Trusting the Lord should not be a cause of fear; it should be what removes fear. Solomon, David, and Isaiah assure us, But whoever trusts in the Lord is safe (Proverbs 29:25, ESV); When I am afraid, I will put my trust in You (Psalm 56:3); I will trust and not be afraid (Isa.12:2, NIV). Fear is removed when trust is exercised.
A Real-Life Example
A vivid illustration of the power and impact of trusting in the Lord can be seen in the life of George Müller, a godly man who founded an orphanage but never asked anyone to support it. He would just pray to God to meet the children’s needs. Here is one inspiring story from his amazing life:
“The children are dressed and ready for school. But there is no food for them to eat,” the housemother of the orphanage informed George Müller. George asked her to take the 300 children into the dining room and have them sit at the tables. He thanked God for the food and waited. George knew God would provide food for the children as he always did.

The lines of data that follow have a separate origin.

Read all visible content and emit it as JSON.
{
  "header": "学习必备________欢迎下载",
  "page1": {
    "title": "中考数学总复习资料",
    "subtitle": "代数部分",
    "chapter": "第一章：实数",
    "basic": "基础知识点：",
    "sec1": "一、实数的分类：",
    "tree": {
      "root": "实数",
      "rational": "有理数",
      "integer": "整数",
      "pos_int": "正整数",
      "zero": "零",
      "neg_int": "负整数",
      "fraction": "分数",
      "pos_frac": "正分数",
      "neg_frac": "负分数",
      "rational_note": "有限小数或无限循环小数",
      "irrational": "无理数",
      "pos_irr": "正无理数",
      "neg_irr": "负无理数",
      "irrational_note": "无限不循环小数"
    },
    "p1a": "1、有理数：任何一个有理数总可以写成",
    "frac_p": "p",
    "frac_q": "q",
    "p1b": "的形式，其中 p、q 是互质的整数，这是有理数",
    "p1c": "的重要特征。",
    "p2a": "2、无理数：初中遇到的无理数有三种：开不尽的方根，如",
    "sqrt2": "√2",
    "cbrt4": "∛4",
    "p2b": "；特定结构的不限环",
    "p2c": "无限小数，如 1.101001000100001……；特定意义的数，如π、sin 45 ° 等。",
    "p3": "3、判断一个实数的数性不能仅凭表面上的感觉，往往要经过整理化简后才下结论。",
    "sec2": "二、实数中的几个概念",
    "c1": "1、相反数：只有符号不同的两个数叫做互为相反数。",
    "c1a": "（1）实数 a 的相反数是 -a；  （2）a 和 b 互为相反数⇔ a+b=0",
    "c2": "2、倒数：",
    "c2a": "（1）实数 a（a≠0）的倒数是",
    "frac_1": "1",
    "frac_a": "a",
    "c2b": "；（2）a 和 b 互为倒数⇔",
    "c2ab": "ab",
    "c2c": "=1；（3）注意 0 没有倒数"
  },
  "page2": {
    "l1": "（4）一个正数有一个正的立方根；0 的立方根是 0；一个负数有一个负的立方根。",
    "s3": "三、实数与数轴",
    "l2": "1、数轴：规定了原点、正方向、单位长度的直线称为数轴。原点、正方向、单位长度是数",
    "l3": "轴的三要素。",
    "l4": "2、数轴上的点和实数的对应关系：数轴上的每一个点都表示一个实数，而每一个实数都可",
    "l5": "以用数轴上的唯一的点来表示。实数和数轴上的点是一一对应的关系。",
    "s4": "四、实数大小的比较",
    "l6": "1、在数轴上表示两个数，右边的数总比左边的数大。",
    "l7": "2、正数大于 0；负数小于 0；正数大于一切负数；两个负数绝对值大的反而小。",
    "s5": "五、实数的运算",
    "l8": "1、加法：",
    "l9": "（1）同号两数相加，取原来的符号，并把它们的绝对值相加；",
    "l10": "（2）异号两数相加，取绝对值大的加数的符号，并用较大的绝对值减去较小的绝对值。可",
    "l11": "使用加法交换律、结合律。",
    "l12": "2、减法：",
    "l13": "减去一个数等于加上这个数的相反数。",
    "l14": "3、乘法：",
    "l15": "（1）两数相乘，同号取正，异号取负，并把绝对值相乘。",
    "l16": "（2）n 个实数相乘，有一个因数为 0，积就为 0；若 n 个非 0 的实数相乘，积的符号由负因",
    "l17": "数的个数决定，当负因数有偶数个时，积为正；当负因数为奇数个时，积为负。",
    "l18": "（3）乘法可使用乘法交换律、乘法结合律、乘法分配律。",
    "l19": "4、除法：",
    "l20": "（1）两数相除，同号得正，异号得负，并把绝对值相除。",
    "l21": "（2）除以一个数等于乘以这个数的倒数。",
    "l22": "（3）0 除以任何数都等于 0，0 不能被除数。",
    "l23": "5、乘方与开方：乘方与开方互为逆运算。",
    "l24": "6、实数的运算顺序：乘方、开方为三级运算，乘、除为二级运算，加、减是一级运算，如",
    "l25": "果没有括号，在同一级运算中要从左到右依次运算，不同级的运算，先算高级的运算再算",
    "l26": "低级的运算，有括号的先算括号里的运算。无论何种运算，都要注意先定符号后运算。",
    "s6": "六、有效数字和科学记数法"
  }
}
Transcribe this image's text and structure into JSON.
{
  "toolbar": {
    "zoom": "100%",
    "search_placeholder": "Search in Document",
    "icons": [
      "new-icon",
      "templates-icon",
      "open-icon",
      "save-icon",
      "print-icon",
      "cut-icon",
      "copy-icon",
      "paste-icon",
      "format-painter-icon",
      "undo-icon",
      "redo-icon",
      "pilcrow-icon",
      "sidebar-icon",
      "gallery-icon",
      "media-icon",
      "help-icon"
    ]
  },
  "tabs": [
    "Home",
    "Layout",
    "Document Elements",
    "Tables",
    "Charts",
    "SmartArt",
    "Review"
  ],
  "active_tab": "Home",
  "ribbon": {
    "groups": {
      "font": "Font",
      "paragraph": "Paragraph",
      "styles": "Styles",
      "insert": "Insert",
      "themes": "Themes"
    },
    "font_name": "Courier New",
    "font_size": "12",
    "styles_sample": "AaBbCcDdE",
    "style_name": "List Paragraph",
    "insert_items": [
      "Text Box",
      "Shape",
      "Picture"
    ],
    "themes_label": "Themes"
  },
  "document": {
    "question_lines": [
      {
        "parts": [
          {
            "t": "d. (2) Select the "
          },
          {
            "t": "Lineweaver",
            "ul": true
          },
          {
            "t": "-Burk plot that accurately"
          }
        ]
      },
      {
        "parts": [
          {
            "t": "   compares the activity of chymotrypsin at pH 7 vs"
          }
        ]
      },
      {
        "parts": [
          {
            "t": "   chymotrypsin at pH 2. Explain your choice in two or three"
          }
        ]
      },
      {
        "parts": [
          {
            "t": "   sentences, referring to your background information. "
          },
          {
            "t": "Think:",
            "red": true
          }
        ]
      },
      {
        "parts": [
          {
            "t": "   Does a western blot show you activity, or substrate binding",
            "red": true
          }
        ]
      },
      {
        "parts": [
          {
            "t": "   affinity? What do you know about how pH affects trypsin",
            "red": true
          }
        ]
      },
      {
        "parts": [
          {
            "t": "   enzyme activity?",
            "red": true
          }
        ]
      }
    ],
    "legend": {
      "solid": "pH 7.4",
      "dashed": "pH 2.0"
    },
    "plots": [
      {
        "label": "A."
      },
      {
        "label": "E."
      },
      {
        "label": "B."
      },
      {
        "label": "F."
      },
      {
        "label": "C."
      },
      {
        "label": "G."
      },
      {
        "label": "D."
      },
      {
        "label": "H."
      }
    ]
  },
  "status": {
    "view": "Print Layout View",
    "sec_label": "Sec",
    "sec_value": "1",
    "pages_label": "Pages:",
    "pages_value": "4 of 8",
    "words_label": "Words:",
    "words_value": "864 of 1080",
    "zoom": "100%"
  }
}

Within minutes, a baker knocked on the door. “Mr. Müller,” he said, “last night I could not sleep. Somehow I knew that you would need bread this morning. I got up and baked three batches for you. I will bring it in.”
Soon, there was another knock at the door. It was the milkman. His cart had broken down in front of the orphanage. The milk would spoil by the time the wheel was fixed. He asked George if he could use some free milk. George smiled as the milkman brought in ten large cans of milk. It was just enough for the 300 thirsty children.
Here is the $64,000 question: how many of us can honestly say, “I want to live like George Müller?” When life is good, our job is secure, our financial situation is sound, our health is perfect, our family is well, and the sun is shining on us, our need and our interest in trusting God can become nothing more than a spiritual afterthought. In fact, we might even ask the Lord to leave us and our current situation alone. We like not having anything in our lives that requires us to trust God. However, it is not only hard, it is really impossible, to learn to trust in God if we never have anything for which we need to trust Him!
Trust: A Sign of Weakness or Strength?
We don’t like being in a vulnerable position where we cannot control the outcome. It stresses us out and fills us with the exhausting emotions of fear, anxiety, and apprehension. Here is a critical truth that we must know: Waiting and trusting on the Lord is not a sign of weakness; it is a sign of strength. David tells us, Wait for the Lord; be strong and let your heart take courage; yes, wait for the Lord (Psalm 27:14, NASB). This verse makes perfect sense once you understand that it is when we are waiting and trusting in the Lord that the greatest strength and courage are required of us. That is why it is so exhausting to trust in the Lord.
Trusting in God is hard work, but it is the kind of work that builds us up, emboldens us, and gives us great peace and confidence as we, time and time again, safely pass over one raging waterfall of life after another. Are you ready for the thrill of a lifetime? Then start exercising your faith and trust in the Lord. Climb into God’s wheelbarrow and hang on for the most exhilarating and freeing ride of your life!